- Fee, Gayle; Raposa, Laura (2009-10-12). "Ben Affleck and Matt Damon: Keepin' it in the family! - BostonHerald.com". web.archive.org. Retrieved 2019-06-20.
- "Clinton and Obama related to Brangelina". Reuters. 2008-03-26. Archived from the original on 2019-06-20. Retrieved 2019-06-20. Cite uses deprecated parameter
- Times, K. C. MYERSCape Cod (2015-03-01). "Helen Keller picture proves perfect for Massachusetts museum". Press Herald.

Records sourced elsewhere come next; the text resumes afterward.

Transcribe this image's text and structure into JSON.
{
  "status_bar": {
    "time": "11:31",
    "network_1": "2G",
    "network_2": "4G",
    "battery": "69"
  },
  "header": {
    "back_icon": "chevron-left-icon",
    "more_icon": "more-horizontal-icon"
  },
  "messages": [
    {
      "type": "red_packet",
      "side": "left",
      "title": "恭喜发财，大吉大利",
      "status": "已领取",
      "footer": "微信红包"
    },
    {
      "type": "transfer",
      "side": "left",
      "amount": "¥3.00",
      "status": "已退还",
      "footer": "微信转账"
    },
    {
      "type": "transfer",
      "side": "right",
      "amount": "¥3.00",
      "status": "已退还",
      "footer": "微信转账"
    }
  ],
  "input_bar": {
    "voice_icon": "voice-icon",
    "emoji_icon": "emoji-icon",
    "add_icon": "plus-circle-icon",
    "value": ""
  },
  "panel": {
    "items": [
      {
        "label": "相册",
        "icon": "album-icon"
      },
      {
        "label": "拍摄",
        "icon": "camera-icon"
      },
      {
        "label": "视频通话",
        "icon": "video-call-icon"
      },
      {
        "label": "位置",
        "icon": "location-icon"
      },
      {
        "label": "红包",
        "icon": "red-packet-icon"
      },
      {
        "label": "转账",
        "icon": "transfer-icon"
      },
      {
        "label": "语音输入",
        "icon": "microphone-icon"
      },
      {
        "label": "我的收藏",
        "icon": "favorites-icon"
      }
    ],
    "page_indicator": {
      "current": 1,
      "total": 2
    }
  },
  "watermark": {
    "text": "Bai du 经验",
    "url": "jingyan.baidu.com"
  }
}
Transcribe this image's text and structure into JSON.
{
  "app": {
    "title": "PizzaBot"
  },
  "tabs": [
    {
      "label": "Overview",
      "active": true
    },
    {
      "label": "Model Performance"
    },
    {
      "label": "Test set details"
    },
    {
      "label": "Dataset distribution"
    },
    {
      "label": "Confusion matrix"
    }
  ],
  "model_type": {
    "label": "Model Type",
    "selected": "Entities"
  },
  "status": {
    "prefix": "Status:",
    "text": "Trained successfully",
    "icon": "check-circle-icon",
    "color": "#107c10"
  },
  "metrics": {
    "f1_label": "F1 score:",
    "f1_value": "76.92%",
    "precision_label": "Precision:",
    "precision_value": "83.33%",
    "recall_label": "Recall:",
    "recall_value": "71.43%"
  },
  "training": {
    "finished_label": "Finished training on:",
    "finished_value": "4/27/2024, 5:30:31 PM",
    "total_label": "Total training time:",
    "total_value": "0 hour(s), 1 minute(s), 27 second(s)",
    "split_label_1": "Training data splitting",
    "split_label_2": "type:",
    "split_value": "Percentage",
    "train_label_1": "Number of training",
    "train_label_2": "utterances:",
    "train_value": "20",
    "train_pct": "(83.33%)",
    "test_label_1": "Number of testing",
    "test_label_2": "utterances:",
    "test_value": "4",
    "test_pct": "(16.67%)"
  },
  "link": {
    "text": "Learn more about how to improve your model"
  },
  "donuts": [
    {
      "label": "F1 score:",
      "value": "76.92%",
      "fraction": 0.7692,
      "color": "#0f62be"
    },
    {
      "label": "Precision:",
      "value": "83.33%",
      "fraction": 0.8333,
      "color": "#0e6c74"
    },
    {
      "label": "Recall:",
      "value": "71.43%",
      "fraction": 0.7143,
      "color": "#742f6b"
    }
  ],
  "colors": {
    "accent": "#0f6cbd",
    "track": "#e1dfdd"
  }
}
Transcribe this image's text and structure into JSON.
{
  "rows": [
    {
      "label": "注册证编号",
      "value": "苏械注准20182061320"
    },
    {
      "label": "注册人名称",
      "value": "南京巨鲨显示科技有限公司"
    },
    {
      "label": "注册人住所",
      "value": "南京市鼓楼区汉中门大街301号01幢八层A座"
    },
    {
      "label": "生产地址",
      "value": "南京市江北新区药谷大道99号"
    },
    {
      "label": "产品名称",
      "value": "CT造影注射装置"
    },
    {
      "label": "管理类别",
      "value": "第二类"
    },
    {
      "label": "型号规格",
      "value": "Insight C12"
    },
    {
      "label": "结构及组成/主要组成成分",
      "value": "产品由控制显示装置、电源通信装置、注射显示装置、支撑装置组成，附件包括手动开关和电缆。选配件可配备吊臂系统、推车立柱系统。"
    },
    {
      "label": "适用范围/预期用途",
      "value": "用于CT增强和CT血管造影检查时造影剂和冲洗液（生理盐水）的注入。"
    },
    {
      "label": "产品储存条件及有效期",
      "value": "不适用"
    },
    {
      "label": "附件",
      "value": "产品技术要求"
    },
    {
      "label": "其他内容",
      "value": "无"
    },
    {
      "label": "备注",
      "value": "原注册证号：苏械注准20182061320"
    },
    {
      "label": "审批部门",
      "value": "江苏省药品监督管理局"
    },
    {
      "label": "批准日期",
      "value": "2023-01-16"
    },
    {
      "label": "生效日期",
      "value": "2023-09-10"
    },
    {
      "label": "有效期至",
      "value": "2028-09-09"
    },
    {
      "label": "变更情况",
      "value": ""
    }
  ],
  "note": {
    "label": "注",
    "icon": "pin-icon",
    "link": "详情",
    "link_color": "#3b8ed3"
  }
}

Archived from the original on 2019-06-20. Retrieved 2019-06-20. Cite uses deprecated parameter
- "1888 photo depicts Helen Keller, teacher - Life- msnbc.com". web.archive.org. 2008-04-21. Retrieved 2019-06-20.
- Schutz, John A. A Noble Pursuit: The Sesquicentennial History of the New England Historic Genealogical Society, 1845–1995, NEHGS: 1995. 247 pp.
- Weil, François. "John Farmer and the Making of American Genealogy," New England Quarterly, 80(3):408–434, 2007.